*** WORKING DATA ***

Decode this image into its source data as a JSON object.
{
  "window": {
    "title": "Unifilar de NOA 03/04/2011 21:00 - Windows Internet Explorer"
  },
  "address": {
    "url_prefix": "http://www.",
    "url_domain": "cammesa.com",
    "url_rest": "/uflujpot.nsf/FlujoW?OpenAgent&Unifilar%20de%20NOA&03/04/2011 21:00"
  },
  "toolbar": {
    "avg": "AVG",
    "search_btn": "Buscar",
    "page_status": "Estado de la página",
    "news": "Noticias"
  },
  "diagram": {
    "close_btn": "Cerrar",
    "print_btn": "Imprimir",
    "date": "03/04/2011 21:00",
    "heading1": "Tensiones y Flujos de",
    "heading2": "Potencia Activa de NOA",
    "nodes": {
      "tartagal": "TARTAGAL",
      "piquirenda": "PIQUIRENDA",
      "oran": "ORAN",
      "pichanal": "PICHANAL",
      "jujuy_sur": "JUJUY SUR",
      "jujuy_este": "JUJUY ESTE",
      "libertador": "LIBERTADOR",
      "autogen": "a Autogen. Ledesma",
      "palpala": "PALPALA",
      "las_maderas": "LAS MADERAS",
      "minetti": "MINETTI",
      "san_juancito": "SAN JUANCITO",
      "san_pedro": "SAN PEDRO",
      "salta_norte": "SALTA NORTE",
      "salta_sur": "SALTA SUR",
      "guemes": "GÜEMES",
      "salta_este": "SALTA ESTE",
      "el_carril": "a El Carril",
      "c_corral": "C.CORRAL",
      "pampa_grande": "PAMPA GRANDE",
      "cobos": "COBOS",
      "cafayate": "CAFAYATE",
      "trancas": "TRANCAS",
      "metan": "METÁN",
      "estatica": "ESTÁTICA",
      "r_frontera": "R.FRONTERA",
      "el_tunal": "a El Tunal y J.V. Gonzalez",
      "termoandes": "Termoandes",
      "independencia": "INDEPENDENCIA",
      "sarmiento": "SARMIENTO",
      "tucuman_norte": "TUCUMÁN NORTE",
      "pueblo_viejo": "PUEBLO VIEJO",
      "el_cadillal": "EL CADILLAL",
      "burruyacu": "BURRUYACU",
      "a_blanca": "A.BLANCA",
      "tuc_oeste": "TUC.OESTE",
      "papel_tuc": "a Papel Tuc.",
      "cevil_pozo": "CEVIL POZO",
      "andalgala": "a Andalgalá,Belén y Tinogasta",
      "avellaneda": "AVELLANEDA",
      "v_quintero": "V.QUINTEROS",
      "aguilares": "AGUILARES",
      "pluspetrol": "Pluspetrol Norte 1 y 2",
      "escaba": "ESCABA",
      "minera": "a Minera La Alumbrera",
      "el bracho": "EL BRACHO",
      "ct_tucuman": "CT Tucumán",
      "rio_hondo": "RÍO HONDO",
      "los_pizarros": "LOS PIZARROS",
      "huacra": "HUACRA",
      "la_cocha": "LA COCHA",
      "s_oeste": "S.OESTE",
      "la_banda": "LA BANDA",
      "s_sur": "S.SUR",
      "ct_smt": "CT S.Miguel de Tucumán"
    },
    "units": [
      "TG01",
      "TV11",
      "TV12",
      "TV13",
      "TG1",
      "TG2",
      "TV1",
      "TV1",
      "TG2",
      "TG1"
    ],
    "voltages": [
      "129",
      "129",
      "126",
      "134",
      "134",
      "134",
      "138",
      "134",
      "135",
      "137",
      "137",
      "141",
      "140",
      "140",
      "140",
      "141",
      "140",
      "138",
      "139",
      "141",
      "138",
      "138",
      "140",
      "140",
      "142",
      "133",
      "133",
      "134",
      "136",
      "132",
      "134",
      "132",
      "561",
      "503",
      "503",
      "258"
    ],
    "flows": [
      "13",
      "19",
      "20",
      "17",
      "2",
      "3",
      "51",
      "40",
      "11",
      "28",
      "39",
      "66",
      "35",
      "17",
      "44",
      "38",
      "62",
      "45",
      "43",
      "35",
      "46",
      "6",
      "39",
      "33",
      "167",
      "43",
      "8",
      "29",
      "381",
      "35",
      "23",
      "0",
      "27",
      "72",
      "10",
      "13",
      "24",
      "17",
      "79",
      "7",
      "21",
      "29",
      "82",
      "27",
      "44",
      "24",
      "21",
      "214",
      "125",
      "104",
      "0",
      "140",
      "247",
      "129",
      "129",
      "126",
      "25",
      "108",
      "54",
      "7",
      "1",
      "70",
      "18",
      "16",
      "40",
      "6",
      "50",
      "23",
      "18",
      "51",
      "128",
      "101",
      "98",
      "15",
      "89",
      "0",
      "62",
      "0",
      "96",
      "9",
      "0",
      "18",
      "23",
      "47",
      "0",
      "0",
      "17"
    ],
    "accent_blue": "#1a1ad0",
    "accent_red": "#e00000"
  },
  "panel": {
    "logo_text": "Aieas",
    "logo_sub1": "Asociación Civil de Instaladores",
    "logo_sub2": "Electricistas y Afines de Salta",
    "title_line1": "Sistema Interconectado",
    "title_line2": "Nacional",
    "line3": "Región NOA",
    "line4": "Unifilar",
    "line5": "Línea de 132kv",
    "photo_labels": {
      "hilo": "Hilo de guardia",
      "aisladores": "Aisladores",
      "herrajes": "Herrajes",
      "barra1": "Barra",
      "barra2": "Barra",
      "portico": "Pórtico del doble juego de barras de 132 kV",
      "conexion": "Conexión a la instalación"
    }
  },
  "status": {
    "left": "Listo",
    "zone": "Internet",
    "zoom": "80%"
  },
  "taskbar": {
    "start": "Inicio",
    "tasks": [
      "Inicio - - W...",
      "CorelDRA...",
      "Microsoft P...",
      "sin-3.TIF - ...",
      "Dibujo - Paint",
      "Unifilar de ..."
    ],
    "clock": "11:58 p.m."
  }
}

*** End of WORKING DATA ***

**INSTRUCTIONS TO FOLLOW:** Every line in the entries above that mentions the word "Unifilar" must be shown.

**ANSWER TO THE PROBLEM:**
    "title": "Unifilar de NOA 03/04/2011 21:00 - Windows Internet Explorer"
    "url_rest": "/uflujpot.nsf/FlujoW?OpenAgent&Unifilar%20de%20NOA&03/04/2011 21:00"
    "line4": "Unifilar",
      "Unifilar de ..."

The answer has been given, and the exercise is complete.